A low-carbohydrate diet is better at cutting blood pressure than weight-loss pills, say US doctors.
In a study pulbished in the Archives of Internal Medecine, twice as many people on a low-carb diet lowered their blood pressure compared to those taking the weight loss drug orlistat, which is marketed under the brand names Alli and Xenical.
Many obese and overweight people are advised to lose weight to help them lower their blood pressure – a classic symptom of PCOS and a severely increased risk factor for a heart attack or stroke.
Researchers from the Veterans Affairs Medical Center and Duke University Medical Center say 47% of those in the low-carbohydrate group were able to reduce or cut out their blood pressure medication, compared with around 21% of those on orlistat plus a low-fat diet.
Lead author Dr William Yancy said: “The findings send an important message to people with high blood pressure who are trying to lose weight. While weight loss typically induces improvements in blood pressure, it may be that the low-carbohydrate diet has an additional effect.

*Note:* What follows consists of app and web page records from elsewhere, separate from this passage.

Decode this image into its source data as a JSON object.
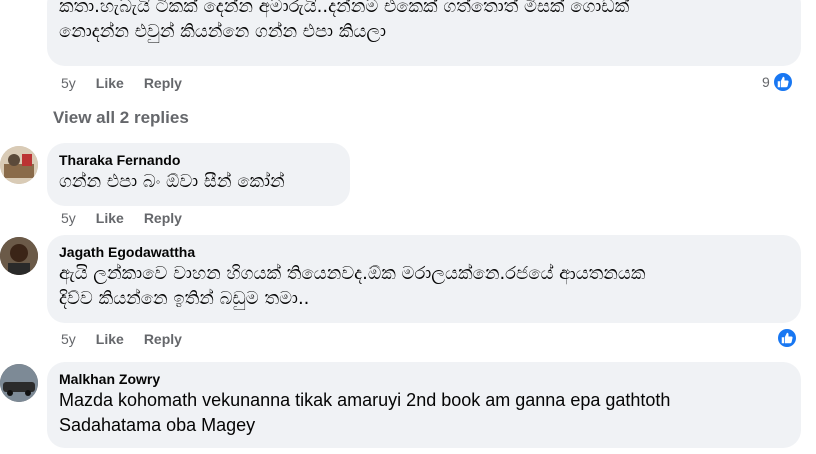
{
  "comment_top": {
    "text_line0": "...",
    "text_line1": "කතා.හැබැයි ටිකක් දෙන්න අමාරුයි..දන්නම එකෙක් ගත්තොත් මිසක් ගොඩක්",
    "text_line2": "නොදන්න එවුන් කියන්නෙ ගන්න එපා කියලා",
    "age": "5y",
    "like_label": "Like",
    "reply_label": "Reply",
    "reaction_count": "9"
  },
  "view_replies": "View all 2 replies",
  "comments": [
    {
      "author": "Tharaka Fernando",
      "text": "ගන්න එපා බං ඕවා සීන් කෝන්",
      "age": "5y",
      "like_label": "Like",
      "reply_label": "Reply"
    },
    {
      "author": "Jagath Egodawattha",
      "text_line1": "ඇයි ලන්කාවෙ වාහන හිගයක් තියෙනවද.ඕක මරාලයක්නෙ.රජයේ ආයතනයක",
      "text_line2": "දිව්ව කියන්නෙ ඉතින් බඩුම තමා..",
      "age": "5y",
      "like_label": "Like",
      "reply_label": "Reply"
    },
    {
      "author": "Malkhan Zowry",
      "text_line1": "Mazda kohomath vekunanna tikak amaruyi 2nd book am ganna epa gathtoth",
      "text_line2": "Sadahatama oba Magey"
    }
  ],
  "colors": {
    "bubble": "#f0f2f5",
    "meta": "#65676b",
    "like_blue": "#1877f2"
  },
  "icons": {
    "reaction": "like-thumb-icon"
  }
}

“It’s important to know you can try a diet instead of medication and get the same weight loss results with fewer costs and potentially fewer side effects.”